Conquest of Zhao and Yan
In 222 BC, Qin conquered Zhao and Yan. After the conquest of Zhao, the Qin army turned its attention towards Yan. Realizing the danger and gravity of this situation, Crown Prince Dan of Yan had sent Jing Ke to assassinate King Zheng of Qin, but this failure only helped to fuel the rage and determination of the Qin king, and he increased the number of troops to conquer the Yan state.
Conquest of Qi
In 221 BC, Qin conquered Qi. Qi was the final unconquered warring state. It had not previously contributed or helped other states when Qin was conquering them. As soon as Qin’s intention to invade it became clear, Qi swiftly surrendered all its cities, completing the unification of China and ushering in the Qin dynasty. The last Qi king lived out his days in exile in Gong and was not given a posthumous name after death, therefore he is known to posterity by his personal name Jian.
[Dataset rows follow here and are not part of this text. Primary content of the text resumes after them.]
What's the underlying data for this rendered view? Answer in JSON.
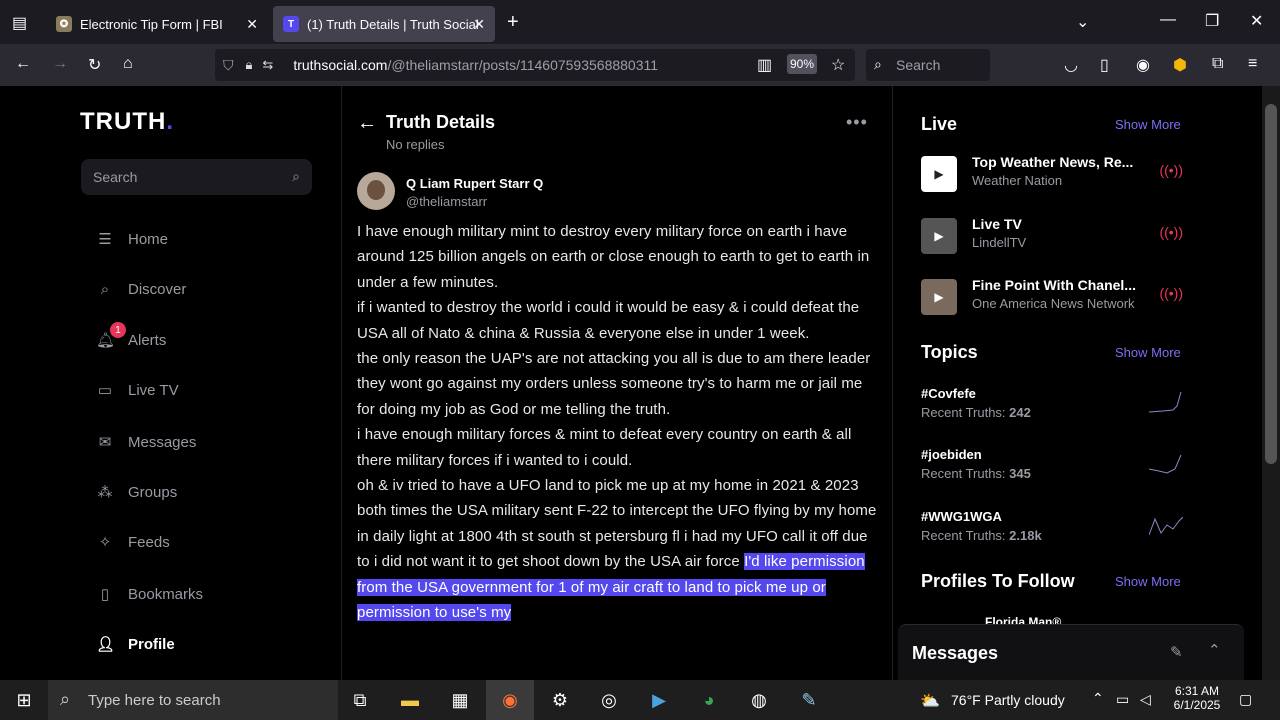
{
  "browser": {
    "tabs": [
      {
        "title": "Electronic Tip Form | FBI"
      },
      {
        "title": "(1) Truth Details | Truth Social"
      }
    ],
    "url_host": "truthsocial.com",
    "url_path": "/@theliamstarr/posts/114607593568880311",
    "zoom": "90%",
    "search_placeholder": "Search"
  },
  "sidebar": {
    "logo": "TRUTH",
    "logo_dot": ".",
    "search_placeholder": "Search",
    "alerts_badge": "1",
    "items": [
      {
        "label": "Home",
        "icon": "home-icon"
      },
      {
        "label": "Discover",
        "icon": "search-icon"
      },
      {
        "label": "Alerts",
        "icon": "bell-icon"
      },
      {
        "label": "Live TV",
        "icon": "monitor-icon"
      },
      {
        "label": "Messages",
        "icon": "mail-icon"
      },
      {
        "label": "Groups",
        "icon": "groups-icon"
      },
      {
        "label": "Feeds",
        "icon": "sparkles-icon"
      },
      {
        "label": "Bookmarks",
        "icon": "bookmark-icon"
      },
      {
        "label": "Profile",
        "icon": "user-icon"
      }
    ]
  },
  "detail": {
    "title": "Truth Details",
    "subtitle": "No replies",
    "author_name": "Q Liam Rupert Starr Q",
    "author_handle": "@theliamstarr",
    "post_text": "I have enough military mint to destroy every military force on earth i have around 125 billion angels on earth or close enough to earth to get to earth in under a few minutes.\nif i wanted to destroy the world i could it would be easy & i could defeat the USA all of Nato & china & Russia & everyone else in under 1 week.\nthe only reason the UAP's are not attacking you all is due to am there leader they wont go against my orders unless someone try's to harm me or jail me for doing my job as God or me telling the truth.\ni have enough military forces & mint to defeat every country on earth & all there military forces if i wanted to i could.\noh & iv tried to have a UFO land to pick me up at my home in 2021 & 2023 both times the USA military sent F-22 to intercept the UFO flying by my home in daily light at 1800 4th st south st petersburg fl i had my UFO call it off due to i did not want it to get shoot down by the USA air force ",
    "post_highlight": "I'd like permission from the USA government for 1 of my air craft to land to pick me up or permission to use's my"
  },
  "right": {
    "live_title": "Live",
    "show_more": "Show More",
    "live_items": [
      {
        "name": "Top Weather News, Re...",
        "sub": "Weather Nation"
      },
      {
        "name": "Live TV",
        "sub": "LindellTV"
      },
      {
        "name": "Fine Point With Chanel...",
        "sub": "One America News Network"
      }
    ],
    "topics_title": "Topics",
    "topics": [
      {
        "name": "#Covfefe",
        "label": "Recent Truths:",
        "count": "242"
      },
      {
        "name": "#joebiden",
        "label": "Recent Truths:",
        "count": "345"
      },
      {
        "name": "#WWG1WGA",
        "label": "Recent Truths:",
        "count": "2.18k"
      }
    ],
    "profiles_title": "Profiles To Follow",
    "profile_peek": "Florida Man®",
    "messages_title": "Messages"
  },
  "taskbar": {
    "search_placeholder": "Type here to search",
    "weather": "76°F  Partly cloudy",
    "time": "6:31 AM",
    "date": "6/1/2025"
  }
}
The Qin king Zheng declared himself Qin Shi Huangdi, “The first Sovereign Emperor of Qin”.
In the rule of the Qin state, the union was based solely on military power. The feudal holdings were abolished, and noble families were forced to live in the capital of China, Xianyang in order to be supervised. A national road as well as greater use of canals was used in order for deployment and supply of the army to be done with ease and speed. The peasants were given a wider range of rights in regards of land, although they were subject to taxation, creating a large amount of revenue to the state.
By staff editor